Once the pain-body has taken you over, you want more pain. You become a victim or a perpetrator. You want to inflict pain, or you want to suffer pain, or both. There isn’t really much difference between the two. You are not conscious of this, of course, and will vehemently claim that you do not want pain. (p. 38)
The Inner Body
Every time you’re overwhelmed by emotions direct the focus of your attention into your body. Feel it from within.
Feel the life energy in your hands, arms, legs, feet, abdomen, chest. After a while feel this energy coursing the entire body. Stay with that feeling as long as you can.
By doing this simple exercise, you break your mental identification with the mind and find something more real than the abstraction of thought.
If you keep your attention in the body as much as possible, you will be anchored in the Now. You won’t lose yourself in the external world, and you won’t lose yourself in your mind. Thoughts and emotions, fears and desires, may still be there to some extent, but they won’t take you over. (p. 117)
Have you seen a mad person in real life or a movie? The one with crazy eyes mumbling gibberish non-stop.
Well, you do the same thing but only in your mind. All the time.
What’s worse, you’re not aware of that voice because you’ve been living with it your whole life.
That voice got all kinds of crazy ideas. It’s always on, even when it’s not needed. For example, it might be telling you about embarrassing moments from your past, or it could be showing you a mental movie of the future where everything goes wrong.
Eckhart Tolle calls that voice the thinker or the false ego born from total identification with your mind.
Then the mind is using you. You are unconsciously identified with it, so you don’t even know that you are its slave. It’s almost as if you were possessed without knowing it, and so you take the possessing entity to be yourself. The beginning of freedom is the realization that you are not the possessing entity — the thinker. (pp. 16-17)
So if you’re not the thinker, then who are you?
If you practiced meditation, then you know that in the process you gain the ability to see your thoughts.
Little by little the gap between you and your thoughts grows and you start to notice something more real beneath the thinker. It’s the observing presence, the silent watcher of your thoughts.
You can become aware of the silent watcher when he observes your thoughts, and you observe him. That is a process when consciousness becomes aware of itself.
Pay particular attention to any repetitive thought patterns (…) You’ll soon realize: there is the voice, and here I am listening to it, watching it. This I am realization, this sense of your own presence, is not a thought. It arises from beyond the mind. (pp. 18-19)
The Power of Now
So can you find your true self and how do you do it?
Start by reading the book. It’s written in the form of questions and answers. The key to full understanding is this: once you can hear only one question asked and one answer given then you can be sure that you’ve absorbed the wisdom fully.

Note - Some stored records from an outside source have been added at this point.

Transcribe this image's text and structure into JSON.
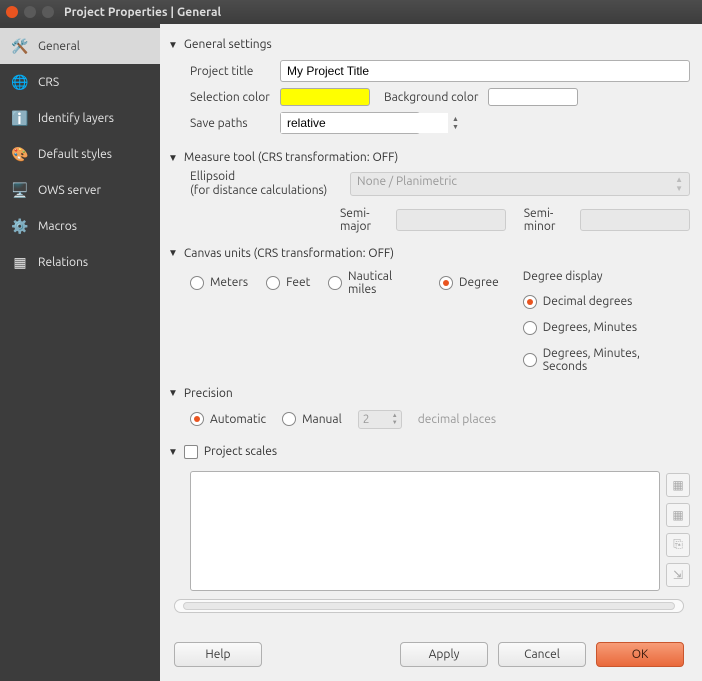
{
  "window": {
    "title": "Project Properties | General"
  },
  "sidebar": {
    "items": [
      {
        "label": "General"
      },
      {
        "label": "CRS"
      },
      {
        "label": "Identify layers"
      },
      {
        "label": "Default styles"
      },
      {
        "label": "OWS server"
      },
      {
        "label": "Macros"
      },
      {
        "label": "Relations"
      }
    ]
  },
  "general": {
    "section_title": "General settings",
    "project_title_label": "Project title",
    "project_title_value": "My Project Title",
    "selection_color_label": "Selection color",
    "background_color_label": "Background color",
    "save_paths_label": "Save paths",
    "save_paths_value": "relative"
  },
  "measure": {
    "section_title": "Measure tool (CRS transformation: OFF)",
    "ellipsoid_label": "Ellipsoid\n(for distance calculations)",
    "ellipsoid_label_line1": "Ellipsoid",
    "ellipsoid_label_line2": "(for distance calculations)",
    "ellipsoid_value": "None / Planimetric",
    "semi_major_label": "Semi-major",
    "semi_minor_label": "Semi-minor"
  },
  "canvas": {
    "section_title": "Canvas units (CRS transformation: OFF)",
    "options": {
      "meters": "Meters",
      "feet": "Feet",
      "nautical": "Nautical miles",
      "degree": "Degree"
    },
    "degree_display_label": "Degree display",
    "degree_options": {
      "decimal": "Decimal degrees",
      "dm": "Degrees, Minutes",
      "dms": "Degrees, Minutes, Seconds"
    }
  },
  "precision": {
    "section_title": "Precision",
    "automatic": "Automatic",
    "manual": "Manual",
    "spin_value": "2",
    "decimal_places": "decimal places"
  },
  "scales": {
    "section_title": "Project scales"
  },
  "buttons": {
    "help": "Help",
    "apply": "Apply",
    "cancel": "Cancel",
    "ok": "OK"
  }
}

You can buy Kindle edition from Amazon, but Audiobook from Audible is the best option. If you don’t have Audible account yet, you can create one and get your first book for free. And it goes without saying that the first book should be The Power of Now by Eckhart Tolle.
Bye the way, have you started your meditation practice yet? I put together this free worksheet to help you start meditating today. You can download it by signing up below